■ REQUIREMENT: Where a line below includes the word "router", copy that line.

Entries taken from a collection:
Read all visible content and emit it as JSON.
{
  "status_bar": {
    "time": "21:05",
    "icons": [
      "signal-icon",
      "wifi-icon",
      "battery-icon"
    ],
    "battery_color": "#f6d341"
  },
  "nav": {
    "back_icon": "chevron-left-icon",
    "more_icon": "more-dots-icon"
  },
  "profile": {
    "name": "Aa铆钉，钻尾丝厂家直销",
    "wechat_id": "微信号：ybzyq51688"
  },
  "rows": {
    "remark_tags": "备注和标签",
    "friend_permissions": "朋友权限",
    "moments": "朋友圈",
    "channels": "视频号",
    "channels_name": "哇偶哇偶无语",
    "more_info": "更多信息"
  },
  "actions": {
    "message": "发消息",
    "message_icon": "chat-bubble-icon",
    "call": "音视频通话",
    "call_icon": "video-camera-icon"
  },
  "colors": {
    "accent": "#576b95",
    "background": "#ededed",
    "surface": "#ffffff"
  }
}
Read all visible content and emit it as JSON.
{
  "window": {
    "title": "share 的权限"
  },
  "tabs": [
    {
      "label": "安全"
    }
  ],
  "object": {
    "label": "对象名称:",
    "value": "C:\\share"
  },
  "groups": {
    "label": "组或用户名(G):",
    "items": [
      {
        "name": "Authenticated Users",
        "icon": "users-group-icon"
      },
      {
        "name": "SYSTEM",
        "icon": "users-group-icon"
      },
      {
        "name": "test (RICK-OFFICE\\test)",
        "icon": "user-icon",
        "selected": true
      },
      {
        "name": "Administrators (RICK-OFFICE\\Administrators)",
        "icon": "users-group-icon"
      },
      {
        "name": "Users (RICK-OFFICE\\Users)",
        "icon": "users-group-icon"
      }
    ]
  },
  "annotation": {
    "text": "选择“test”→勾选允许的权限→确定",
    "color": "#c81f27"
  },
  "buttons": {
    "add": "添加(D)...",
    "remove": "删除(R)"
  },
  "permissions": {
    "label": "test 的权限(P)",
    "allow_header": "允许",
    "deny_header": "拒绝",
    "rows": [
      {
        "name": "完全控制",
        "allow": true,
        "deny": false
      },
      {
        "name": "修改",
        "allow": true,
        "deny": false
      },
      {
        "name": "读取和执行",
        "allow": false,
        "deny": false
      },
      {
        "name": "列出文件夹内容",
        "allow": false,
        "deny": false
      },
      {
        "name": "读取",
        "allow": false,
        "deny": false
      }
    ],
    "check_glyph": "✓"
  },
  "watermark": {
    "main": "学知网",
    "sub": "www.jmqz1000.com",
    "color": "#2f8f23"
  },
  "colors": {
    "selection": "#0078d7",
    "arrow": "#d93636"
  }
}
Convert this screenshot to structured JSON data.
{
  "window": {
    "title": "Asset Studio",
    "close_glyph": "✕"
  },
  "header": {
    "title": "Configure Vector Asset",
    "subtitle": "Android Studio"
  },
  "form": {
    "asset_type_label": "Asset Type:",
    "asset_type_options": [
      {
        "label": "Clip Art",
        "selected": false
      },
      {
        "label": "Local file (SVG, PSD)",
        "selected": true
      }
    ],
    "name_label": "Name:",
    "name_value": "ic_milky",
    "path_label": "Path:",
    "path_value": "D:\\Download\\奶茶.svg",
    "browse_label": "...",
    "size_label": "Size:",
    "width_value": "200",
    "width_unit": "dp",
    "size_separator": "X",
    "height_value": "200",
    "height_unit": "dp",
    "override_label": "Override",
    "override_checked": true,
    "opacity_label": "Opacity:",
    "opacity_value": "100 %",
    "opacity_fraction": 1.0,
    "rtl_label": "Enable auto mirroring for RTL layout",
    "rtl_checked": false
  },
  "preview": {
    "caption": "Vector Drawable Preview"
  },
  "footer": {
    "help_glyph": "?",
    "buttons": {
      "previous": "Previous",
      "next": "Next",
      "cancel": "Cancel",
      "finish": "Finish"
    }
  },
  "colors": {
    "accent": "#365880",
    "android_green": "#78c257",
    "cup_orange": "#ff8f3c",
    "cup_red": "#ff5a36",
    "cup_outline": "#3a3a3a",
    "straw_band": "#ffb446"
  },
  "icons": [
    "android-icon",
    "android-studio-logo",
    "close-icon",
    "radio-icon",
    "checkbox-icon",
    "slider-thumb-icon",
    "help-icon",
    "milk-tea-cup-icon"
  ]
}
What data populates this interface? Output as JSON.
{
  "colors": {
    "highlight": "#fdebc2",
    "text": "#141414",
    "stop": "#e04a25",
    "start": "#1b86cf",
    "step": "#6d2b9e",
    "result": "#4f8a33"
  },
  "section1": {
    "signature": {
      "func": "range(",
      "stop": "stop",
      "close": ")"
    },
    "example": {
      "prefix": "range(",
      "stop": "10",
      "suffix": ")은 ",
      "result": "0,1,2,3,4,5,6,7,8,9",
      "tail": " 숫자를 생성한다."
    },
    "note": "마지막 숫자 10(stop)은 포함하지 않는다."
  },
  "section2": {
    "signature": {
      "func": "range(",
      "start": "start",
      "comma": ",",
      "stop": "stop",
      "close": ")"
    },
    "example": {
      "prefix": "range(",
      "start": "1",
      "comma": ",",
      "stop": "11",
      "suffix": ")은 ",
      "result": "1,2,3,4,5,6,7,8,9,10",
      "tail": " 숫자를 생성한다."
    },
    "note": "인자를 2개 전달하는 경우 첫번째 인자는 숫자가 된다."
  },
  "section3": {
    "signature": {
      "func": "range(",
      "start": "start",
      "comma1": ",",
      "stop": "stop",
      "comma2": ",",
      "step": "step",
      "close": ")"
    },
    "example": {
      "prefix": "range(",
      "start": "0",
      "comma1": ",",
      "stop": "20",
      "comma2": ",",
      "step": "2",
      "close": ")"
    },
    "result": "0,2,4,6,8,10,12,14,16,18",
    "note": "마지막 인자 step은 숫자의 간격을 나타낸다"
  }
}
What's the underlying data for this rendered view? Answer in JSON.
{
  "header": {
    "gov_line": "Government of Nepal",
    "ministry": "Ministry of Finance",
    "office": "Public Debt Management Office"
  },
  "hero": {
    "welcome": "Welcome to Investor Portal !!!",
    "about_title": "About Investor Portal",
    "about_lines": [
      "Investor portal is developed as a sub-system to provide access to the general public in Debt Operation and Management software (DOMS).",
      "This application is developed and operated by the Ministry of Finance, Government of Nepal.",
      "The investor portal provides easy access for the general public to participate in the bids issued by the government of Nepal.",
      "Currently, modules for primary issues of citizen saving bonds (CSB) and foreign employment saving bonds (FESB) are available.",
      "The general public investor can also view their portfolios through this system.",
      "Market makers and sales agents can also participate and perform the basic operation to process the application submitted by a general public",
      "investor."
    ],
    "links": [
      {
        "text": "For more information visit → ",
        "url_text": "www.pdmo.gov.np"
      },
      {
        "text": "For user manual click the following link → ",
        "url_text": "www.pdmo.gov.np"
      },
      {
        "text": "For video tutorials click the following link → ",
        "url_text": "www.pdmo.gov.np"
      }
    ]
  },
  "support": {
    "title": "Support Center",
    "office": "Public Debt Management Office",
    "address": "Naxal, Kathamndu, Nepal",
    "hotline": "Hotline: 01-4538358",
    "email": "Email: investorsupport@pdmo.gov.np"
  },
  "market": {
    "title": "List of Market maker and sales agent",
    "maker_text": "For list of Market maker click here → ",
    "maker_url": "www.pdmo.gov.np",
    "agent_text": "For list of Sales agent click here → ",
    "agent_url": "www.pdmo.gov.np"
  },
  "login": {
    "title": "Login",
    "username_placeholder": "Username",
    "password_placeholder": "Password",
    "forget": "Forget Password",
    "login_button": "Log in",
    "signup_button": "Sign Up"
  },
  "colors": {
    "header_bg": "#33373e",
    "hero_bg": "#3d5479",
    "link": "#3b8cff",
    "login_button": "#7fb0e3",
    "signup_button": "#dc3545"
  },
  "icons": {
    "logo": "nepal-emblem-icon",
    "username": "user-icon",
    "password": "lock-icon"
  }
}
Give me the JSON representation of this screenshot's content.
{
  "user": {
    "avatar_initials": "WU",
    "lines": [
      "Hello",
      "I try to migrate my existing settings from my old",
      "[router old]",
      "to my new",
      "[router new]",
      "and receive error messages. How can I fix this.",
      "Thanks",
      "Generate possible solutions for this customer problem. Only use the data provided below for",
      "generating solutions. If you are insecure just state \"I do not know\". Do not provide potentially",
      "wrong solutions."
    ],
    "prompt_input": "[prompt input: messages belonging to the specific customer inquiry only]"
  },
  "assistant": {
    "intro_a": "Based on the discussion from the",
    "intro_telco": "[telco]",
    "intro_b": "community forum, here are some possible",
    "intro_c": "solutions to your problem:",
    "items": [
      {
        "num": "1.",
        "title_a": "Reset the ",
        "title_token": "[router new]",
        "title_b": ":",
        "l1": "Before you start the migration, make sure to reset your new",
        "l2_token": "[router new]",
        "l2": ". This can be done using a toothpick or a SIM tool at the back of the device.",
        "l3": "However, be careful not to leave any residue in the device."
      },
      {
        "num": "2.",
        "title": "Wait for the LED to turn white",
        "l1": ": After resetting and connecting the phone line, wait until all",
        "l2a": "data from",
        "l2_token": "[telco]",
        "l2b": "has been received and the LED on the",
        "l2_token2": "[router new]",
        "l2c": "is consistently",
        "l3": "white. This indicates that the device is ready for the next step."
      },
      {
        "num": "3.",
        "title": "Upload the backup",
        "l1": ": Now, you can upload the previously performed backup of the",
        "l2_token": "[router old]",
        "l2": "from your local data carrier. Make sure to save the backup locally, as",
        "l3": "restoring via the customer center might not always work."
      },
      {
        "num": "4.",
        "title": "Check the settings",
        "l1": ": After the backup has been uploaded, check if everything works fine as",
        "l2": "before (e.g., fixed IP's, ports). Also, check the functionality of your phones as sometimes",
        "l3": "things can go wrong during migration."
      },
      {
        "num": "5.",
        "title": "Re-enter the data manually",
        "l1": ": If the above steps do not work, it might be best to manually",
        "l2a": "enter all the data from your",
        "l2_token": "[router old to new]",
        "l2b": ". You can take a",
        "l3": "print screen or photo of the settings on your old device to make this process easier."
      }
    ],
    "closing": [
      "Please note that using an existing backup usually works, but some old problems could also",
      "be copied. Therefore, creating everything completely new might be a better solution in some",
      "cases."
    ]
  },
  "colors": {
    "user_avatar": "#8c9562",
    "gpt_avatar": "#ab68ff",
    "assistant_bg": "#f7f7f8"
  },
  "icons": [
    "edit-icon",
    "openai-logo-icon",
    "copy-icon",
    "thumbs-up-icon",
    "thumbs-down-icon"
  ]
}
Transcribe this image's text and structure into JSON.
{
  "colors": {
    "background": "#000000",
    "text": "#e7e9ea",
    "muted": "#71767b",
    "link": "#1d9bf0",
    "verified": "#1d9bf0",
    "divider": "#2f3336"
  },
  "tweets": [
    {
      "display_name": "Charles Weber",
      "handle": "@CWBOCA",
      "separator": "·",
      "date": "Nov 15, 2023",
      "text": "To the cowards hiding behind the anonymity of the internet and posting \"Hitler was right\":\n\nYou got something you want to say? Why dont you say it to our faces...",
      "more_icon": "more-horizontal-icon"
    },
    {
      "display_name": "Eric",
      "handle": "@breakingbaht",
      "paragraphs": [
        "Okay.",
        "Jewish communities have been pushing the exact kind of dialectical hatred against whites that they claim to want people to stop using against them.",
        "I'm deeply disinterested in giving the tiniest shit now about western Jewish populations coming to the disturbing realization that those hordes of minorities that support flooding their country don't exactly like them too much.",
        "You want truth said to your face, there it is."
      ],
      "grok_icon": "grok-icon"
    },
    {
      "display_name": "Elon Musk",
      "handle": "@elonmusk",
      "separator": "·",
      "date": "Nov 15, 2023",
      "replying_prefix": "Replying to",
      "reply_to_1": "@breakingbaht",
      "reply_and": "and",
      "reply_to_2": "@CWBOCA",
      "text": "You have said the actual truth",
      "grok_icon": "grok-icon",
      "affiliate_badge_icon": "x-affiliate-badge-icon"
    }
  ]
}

■ WRITTEN SOLUTION:
      "[router old]",
      "[router new]",
        "title_token": "[router new]",
        "l2_token": "[router new]",
        "l2_token2": "[router new]",
        "l2_token": "[router old]",
        "l2_token": "[router old to new]",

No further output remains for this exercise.